Ashley never imagined that her casual interest in redistricting would turn into an appointment on the Maryland Governor’s redistricting commission and a speech in front of the U.S. Supreme Court.
But that’s exactly what happened. What started as an interest became a meaningful career with the League of Women Voters of Maryland, and Ashley’s work has made massive strides toward creating a more fair, representative government in her state.
Ashley sees firsthand the impact that voting rights has on important issues like education and healthcare. In her advocacy for fair districts with LWV Maryland, she impresses on voters that the issues they care about can’t move forward until elections are truly fair for all.
“If you want to do what’s right and what’s fair, redistricting reform is essential.”
Dee’s desire to be a part of an organization that makes a real difference in people’s lives led her to the League of Women Voters while she was still an active duty service member. Now, this Air Force veteran and college educator works tirelessly to motivate her students, neighbors—indeed anyone she meets—to register and vote.
Dee works directly in the communities she’s fighting for, partnering with local school systems, sororities, churches, and election offices to equip community members with the knowledge and tools they need to take advantage of their vote. To Dee, her most important work with the League centers on voter engagement and empowerment. She believes the best way to support underrepresented voters is to help them use their voice.
“When it comes to equal representation in government, it’s simple: you vote for the people who care about what you care about.”
Restoring Voting Rights
Jhody was advocating for former felon rights when she was invited to work with the League of Women Voters of Florida on their voting rights restoration campaign. In her work with the League to get a constitutional amendment for re-enfranchisement, Jhody utilized her personal story to lobby for voting rights restoration for formerly incarcerated people like her.
Jhody and her fellow League members achieved passage of Amendment 4 on Florida’s 2018 ballot, which restored voting rights for millions of Floridians. Now, she continues the work, advocating for people with criminal convictions so that their access to the ballot is not limited or diminished.
Through working with the League, Jhody has transitioned from a representative in the movement for re-enfranchisement to a strategic organizer for disenfranchised and marginalized communities.
“By sharing our stories, we can shift power, and we can exercise that power through voting.”
What's happening now
The U.S. Census is the process of counting every resident in the country every 10 years, as required under the U.S. Constitution.

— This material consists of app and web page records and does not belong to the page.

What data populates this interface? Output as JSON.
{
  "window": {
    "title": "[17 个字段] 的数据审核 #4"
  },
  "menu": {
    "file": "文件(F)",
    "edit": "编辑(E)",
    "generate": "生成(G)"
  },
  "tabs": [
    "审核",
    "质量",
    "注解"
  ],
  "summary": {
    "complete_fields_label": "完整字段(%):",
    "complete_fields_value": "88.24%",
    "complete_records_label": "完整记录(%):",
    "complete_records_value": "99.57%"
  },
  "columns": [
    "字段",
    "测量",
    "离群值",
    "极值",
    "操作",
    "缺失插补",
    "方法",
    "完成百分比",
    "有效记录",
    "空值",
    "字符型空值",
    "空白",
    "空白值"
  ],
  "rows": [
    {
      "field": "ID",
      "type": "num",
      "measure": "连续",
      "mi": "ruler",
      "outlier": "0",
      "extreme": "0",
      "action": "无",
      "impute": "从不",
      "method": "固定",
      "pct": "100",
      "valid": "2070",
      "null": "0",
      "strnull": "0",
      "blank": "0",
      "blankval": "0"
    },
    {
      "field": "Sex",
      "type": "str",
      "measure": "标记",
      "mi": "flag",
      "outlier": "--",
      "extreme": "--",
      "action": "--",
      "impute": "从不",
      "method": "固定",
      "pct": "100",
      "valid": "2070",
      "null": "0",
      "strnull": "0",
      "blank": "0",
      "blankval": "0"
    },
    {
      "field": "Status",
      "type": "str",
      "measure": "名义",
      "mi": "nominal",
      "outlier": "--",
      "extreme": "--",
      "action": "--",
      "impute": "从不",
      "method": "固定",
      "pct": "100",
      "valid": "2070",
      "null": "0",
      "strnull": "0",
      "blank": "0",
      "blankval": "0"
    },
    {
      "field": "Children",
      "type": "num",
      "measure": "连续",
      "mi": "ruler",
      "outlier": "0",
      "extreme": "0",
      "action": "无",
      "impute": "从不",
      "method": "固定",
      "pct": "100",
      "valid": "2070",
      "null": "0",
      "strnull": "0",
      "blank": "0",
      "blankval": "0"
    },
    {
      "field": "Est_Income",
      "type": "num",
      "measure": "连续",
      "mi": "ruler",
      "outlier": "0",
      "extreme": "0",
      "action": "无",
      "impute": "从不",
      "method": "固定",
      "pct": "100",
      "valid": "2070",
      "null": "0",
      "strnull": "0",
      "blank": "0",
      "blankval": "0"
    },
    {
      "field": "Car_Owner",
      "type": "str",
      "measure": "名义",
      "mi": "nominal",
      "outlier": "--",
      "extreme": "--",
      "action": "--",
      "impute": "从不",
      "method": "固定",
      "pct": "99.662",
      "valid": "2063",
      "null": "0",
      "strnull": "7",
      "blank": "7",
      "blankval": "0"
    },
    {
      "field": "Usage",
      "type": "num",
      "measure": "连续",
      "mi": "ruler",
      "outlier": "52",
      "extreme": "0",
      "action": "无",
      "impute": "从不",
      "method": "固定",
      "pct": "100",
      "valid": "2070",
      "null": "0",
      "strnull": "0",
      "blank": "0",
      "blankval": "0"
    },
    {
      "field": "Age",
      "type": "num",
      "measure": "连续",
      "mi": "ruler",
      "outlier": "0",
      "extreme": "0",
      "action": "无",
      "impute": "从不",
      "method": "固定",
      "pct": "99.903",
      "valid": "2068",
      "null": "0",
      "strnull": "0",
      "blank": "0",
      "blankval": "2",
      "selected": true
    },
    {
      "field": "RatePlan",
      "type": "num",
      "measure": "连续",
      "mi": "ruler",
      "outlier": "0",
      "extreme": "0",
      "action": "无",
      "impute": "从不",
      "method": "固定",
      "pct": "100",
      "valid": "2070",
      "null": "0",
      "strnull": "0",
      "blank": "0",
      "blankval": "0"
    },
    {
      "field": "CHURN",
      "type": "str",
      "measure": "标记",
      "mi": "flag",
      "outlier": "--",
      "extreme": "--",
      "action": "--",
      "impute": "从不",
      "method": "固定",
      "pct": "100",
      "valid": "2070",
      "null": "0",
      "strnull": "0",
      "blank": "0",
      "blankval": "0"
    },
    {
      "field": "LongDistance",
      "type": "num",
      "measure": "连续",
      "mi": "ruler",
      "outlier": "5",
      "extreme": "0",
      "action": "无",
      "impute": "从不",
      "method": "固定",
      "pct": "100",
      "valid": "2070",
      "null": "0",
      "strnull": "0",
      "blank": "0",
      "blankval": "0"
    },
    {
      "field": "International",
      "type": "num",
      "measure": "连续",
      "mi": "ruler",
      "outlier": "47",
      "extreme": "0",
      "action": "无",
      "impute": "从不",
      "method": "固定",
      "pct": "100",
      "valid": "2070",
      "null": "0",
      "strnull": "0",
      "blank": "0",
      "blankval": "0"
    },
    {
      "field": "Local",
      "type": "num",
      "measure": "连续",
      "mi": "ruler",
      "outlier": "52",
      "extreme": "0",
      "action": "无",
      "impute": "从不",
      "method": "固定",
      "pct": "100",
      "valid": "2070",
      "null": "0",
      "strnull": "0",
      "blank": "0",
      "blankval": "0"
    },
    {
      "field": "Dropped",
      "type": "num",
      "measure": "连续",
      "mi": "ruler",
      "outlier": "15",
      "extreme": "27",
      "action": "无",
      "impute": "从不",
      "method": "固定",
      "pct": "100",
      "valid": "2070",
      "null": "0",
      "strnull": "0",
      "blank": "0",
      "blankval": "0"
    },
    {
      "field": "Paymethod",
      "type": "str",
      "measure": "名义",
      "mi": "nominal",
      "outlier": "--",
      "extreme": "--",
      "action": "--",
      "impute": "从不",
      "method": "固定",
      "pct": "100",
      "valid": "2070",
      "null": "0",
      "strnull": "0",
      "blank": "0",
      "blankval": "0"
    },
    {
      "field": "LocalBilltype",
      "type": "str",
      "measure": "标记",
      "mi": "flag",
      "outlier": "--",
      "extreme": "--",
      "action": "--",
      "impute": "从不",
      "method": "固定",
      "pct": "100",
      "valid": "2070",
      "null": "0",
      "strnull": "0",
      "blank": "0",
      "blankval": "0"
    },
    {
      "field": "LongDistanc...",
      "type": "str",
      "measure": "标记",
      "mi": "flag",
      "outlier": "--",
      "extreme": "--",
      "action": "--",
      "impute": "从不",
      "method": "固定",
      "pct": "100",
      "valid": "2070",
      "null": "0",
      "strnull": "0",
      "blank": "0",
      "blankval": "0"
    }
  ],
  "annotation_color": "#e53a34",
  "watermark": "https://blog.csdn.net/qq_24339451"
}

This Census, the League's focus continues to be on reaching hard-to-count communities and ensuring they get included in the Census count.Our Census work
Congressional and legislative districts should be apportioned according to population. Partisan and racial gerrymandering strips voters of their right to fair representation. The League promotes transparent and accountable redistricting processes.Our redistricting work
VOTE411.org is a "one-stop-shop" for election related information. This innovative voter resource provides nonpartisan information to the public with both general and state-specific information. Register to vote, find candidate information, and much more.VOTE411.org